First, the Trump Administration went after undocumented communities by implementing the practice of forced family separation. Now, the Administration is going after legal immigrants. Earlier this year, there was a trickle of speculation about the Trump Administration penalizing legal residents from using government benefits. The DHS Secretary confirmed this week that the Trump Administration is expanding the concept of a public charge by adding more inadmissibility determinations.
U.S. Citizenship and Immigration Services defines a “public charge” as an individual who is likely to become ‘primarily dependent on the government for subsistence, as demonstrated by either the receipt of public cash assistance for income maintenance or institutionalization for long-term care at government expense. Multiple factors, including financial resources, health, education, skills, family status, and age, are taken into account to determine whether an individual is considered a public charge.
Earlier this week, the Trump Administration revealed its proposal to expand the definition of a public charge. The proposal applies to anyone seeking to come to the US on various visas, as well as those who already live in the U.S. who are trying to become permanent legal residents or renewing their status. Consequently, many scenarios could happen. Immigrants who pay taxes and are considered legal residents may not be able to obtain a visa for their family member, ineligible to receive a green card for themselves, or face entry barriers if they try to enter the U.S.
The other consequences are equally as grave. Immigrants are already wary about enrolling for health care benefits for fear of deportation or denial of a visa extension or green card. Therefore, this rule could result in residents who qualify for benefits to withdraw from welfare programs. Over time, we could expect to see an increased prevalence of obesity and malnutrition, a delay in seeking medical care until the last resort (the emergency room), lower vaccination rates leading to more diseases, and higher levels of poverty and uncertain housing.
Again, this rule is still a proposal.
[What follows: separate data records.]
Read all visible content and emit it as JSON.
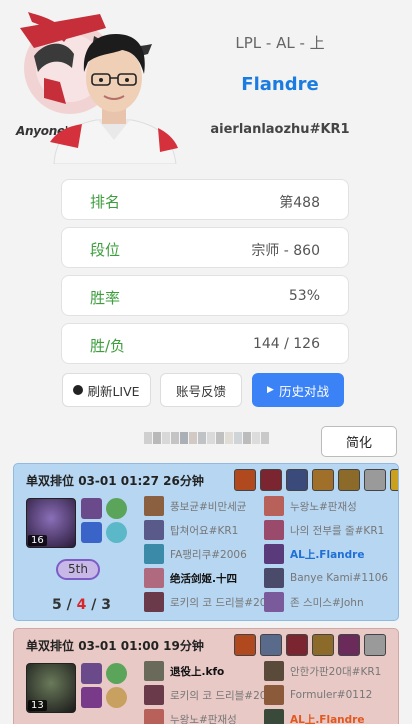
{
  "profile": {
    "league": "LPL - AL - 上",
    "name": "Flandre",
    "tag": "aierlanlaozhu#KR1",
    "team_wordmark": "Anyone's Legend"
  },
  "stats": [
    {
      "label": "排名",
      "value": "第488"
    },
    {
      "label": "段位",
      "value": "宗师 - 860"
    },
    {
      "label": "胜率",
      "value": "53%"
    },
    {
      "label": "胜/负",
      "value": "144 / 126"
    }
  ],
  "actions": {
    "refresh": "刷新LIVE",
    "feedback": "账号反馈",
    "history": "历史对战",
    "simplified": "简化"
  },
  "matches": [
    {
      "queue": "单双排位",
      "date": "03-01 01:27",
      "duration": "26分钟",
      "result_color": "#b6d6f1",
      "level": "16",
      "placement": "5th",
      "kda": {
        "k": "5",
        "d": "4",
        "a": "3"
      },
      "items": [
        "#b04a1e",
        "#7a2530",
        "#3a4a7a",
        "#a0702a",
        "#8c6a2a",
        "#9a9a9a",
        "#c9a020"
      ],
      "team_left": [
        {
          "name": "풍보균#비만세균",
          "style": ""
        },
        {
          "name": "탑쳐어요#KR1",
          "style": ""
        },
        {
          "name": "FA팽리쿠#2006",
          "style": ""
        },
        {
          "name": "绝活剑姬.十四",
          "style": "dark"
        },
        {
          "name": "로키의 코 드리블#20",
          "style": ""
        }
      ],
      "team_right": [
        {
          "name": "누왕노#판재성",
          "style": ""
        },
        {
          "name": "나의 전부를 줄#KR1",
          "style": ""
        },
        {
          "name": "AL上.Flandre",
          "style": "me"
        },
        {
          "name": "Banye Kami#1106",
          "style": ""
        },
        {
          "name": "존 스미스#John",
          "style": ""
        }
      ]
    },
    {
      "queue": "单双排位",
      "date": "03-01 01:00",
      "duration": "19分钟",
      "result_color": "#e8c9c6",
      "level": "13",
      "items": [
        "#b04a1e",
        "#5a6a8a",
        "#7a2530",
        "#8c6a2a",
        "#6a2a5a",
        "#9a9a9a"
      ],
      "team_left": [
        {
          "name": "退役上.kfo",
          "style": "dark"
        },
        {
          "name": "로키의 코 드리블#20",
          "style": ""
        },
        {
          "name": "누왕노#판재성",
          "style": ""
        }
      ],
      "team_right": [
        {
          "name": "안한가판20대#KR1",
          "style": ""
        },
        {
          "name": "Formuler#0112",
          "style": ""
        },
        {
          "name": "AL上.Flandre",
          "style": "me2"
        }
      ]
    }
  ],
  "colors": {
    "accent": "#1a7ce0",
    "stat_label": "#3d9e3d",
    "history_button": "#3b82f6",
    "deaths": "#d9262c"
  }
}
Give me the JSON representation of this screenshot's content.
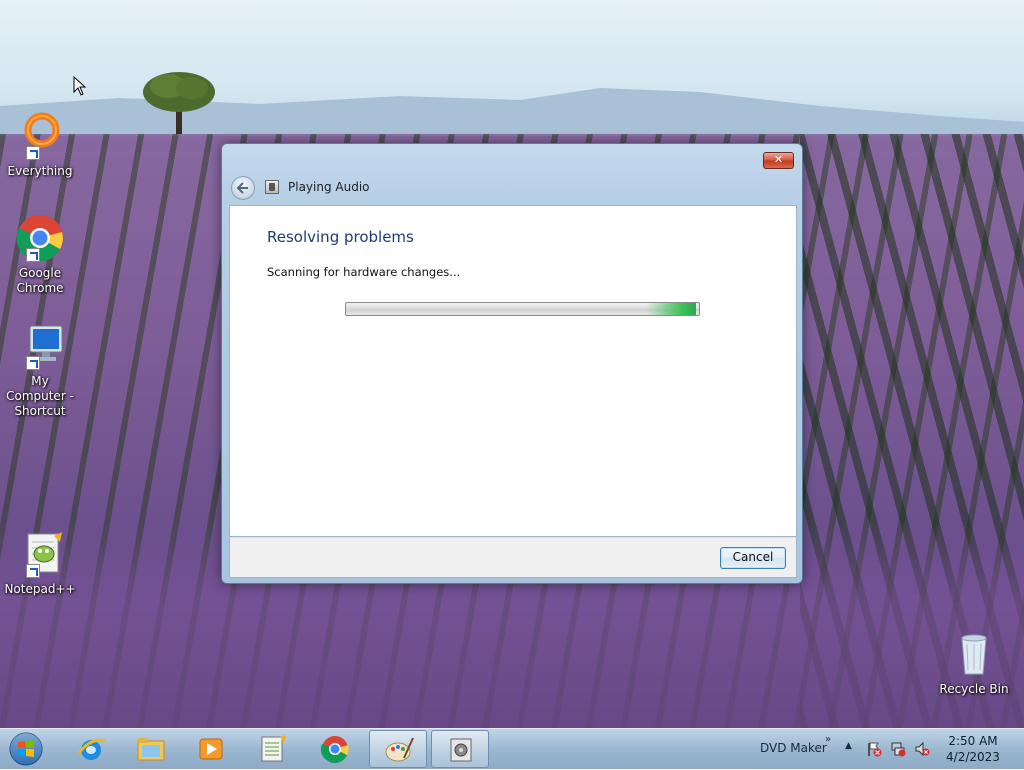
{
  "desktop": {
    "icons": [
      {
        "label": "Everything"
      },
      {
        "label": "Google Chrome"
      },
      {
        "label": "My Computer - Shortcut"
      },
      {
        "label": "Notepad++"
      },
      {
        "label": "Recycle Bin"
      }
    ]
  },
  "dialog": {
    "title": "Playing Audio",
    "close_label": "✕",
    "heading": "Resolving problems",
    "status": "Scanning for hardware changes...",
    "progress_fraction": 0.85,
    "cancel_label": "Cancel"
  },
  "taskbar": {
    "items": [
      {
        "icon": "internet-explorer-icon"
      },
      {
        "icon": "file-explorer-icon"
      },
      {
        "icon": "media-player-icon"
      },
      {
        "icon": "notepad-plus-plus-icon"
      },
      {
        "icon": "chrome-icon"
      },
      {
        "icon": "paint-icon"
      },
      {
        "icon": "troubleshooter-icon"
      }
    ],
    "toolbar_label": "DVD Maker",
    "toolbar_chevron": "»",
    "tray_up": "▲",
    "time": "2:50 AM",
    "date": "4/2/2023"
  },
  "colors": {
    "heading": "#1d3d70",
    "progress": "#3fc35b",
    "close": "#c1391f"
  }
}
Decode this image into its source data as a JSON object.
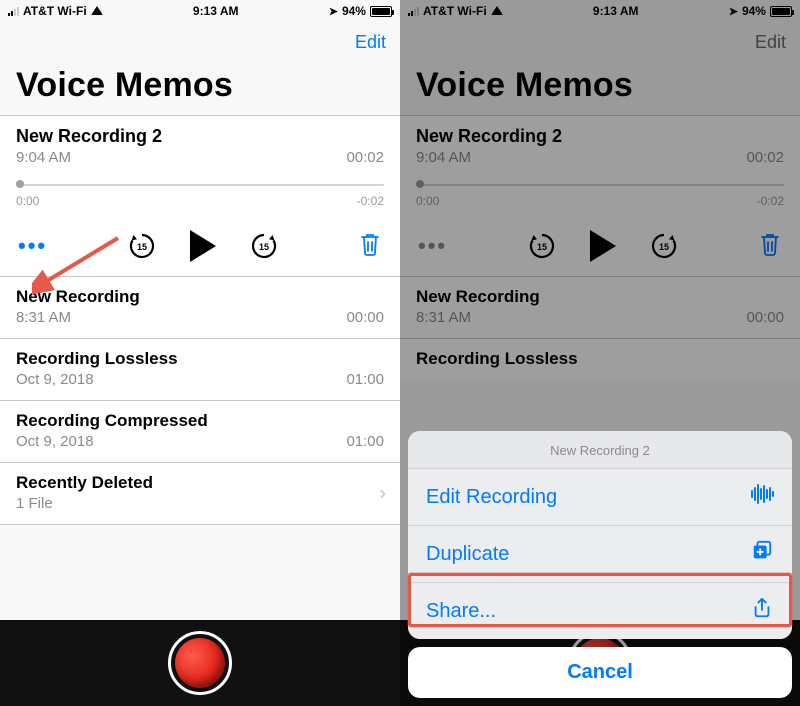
{
  "status": {
    "carrier": "AT&T Wi-Fi",
    "time": "9:13 AM",
    "battery_pct": "94%"
  },
  "nav": {
    "edit": "Edit"
  },
  "title": "Voice Memos",
  "selected": {
    "name": "New Recording 2",
    "time": "9:04 AM",
    "duration": "00:02",
    "scrub_start": "0:00",
    "scrub_end": "-0:02"
  },
  "memos": [
    {
      "name": "New Recording",
      "sub": "8:31 AM",
      "duration": "00:00"
    },
    {
      "name": "Recording Lossless",
      "sub": "Oct 9, 2018",
      "duration": "01:00"
    },
    {
      "name": "Recording Compressed",
      "sub": "Oct 9, 2018",
      "duration": "01:00"
    }
  ],
  "deleted": {
    "label": "Recently Deleted",
    "sub": "1 File"
  },
  "right_partial_row": "Recording Lossless",
  "sheet": {
    "title": "New Recording 2",
    "edit": "Edit Recording",
    "duplicate": "Duplicate",
    "share": "Share...",
    "cancel": "Cancel"
  },
  "colors": {
    "accent": "#007aff",
    "annotation": "#e4594a"
  }
}
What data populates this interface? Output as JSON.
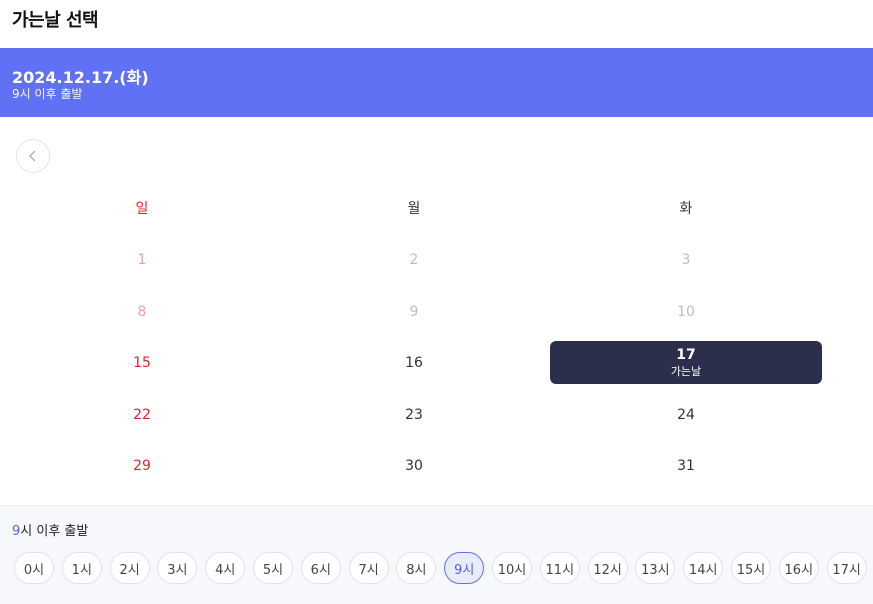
{
  "header": {
    "title": "가는날 선택"
  },
  "banner": {
    "date": "2024.12.17.(화)",
    "time_hour": "9",
    "time_suffix": "시 이후 출발"
  },
  "calendar": {
    "weekdays": [
      "일",
      "월",
      "화"
    ],
    "weeks": [
      [
        {
          "label": "1",
          "state": "past"
        },
        {
          "label": "2",
          "state": "past"
        },
        {
          "label": "3",
          "state": "past"
        }
      ],
      [
        {
          "label": "8",
          "state": "past"
        },
        {
          "label": "9",
          "state": "past"
        },
        {
          "label": "10",
          "state": "past"
        }
      ],
      [
        {
          "label": "15",
          "state": "normal"
        },
        {
          "label": "16",
          "state": "normal"
        },
        {
          "label": "17",
          "state": "selected",
          "sub": "가는날"
        }
      ],
      [
        {
          "label": "22",
          "state": "normal"
        },
        {
          "label": "23",
          "state": "normal"
        },
        {
          "label": "24",
          "state": "normal"
        }
      ],
      [
        {
          "label": "29",
          "state": "normal"
        },
        {
          "label": "30",
          "state": "normal"
        },
        {
          "label": "31",
          "state": "normal"
        }
      ]
    ]
  },
  "time_picker": {
    "label_hour": "9",
    "label_suffix": "시 이후 출발",
    "selected_index": 9,
    "hours": [
      "0시",
      "1시",
      "2시",
      "3시",
      "4시",
      "5시",
      "6시",
      "7시",
      "8시",
      "9시",
      "10시",
      "11시",
      "12시",
      "13시",
      "14시",
      "15시",
      "16시",
      "17시"
    ]
  },
  "colors": {
    "accent": "#6171f5",
    "selected_day": "#2c2f4b",
    "sunday": "#d9262c"
  },
  "icons": {
    "prev": "chevron-left-icon"
  }
}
However, you can take action by submitting your comment after the Federal Register publishes the draft regulation. We will notify you when the comment period opens so that you can express your opposition to this proposal.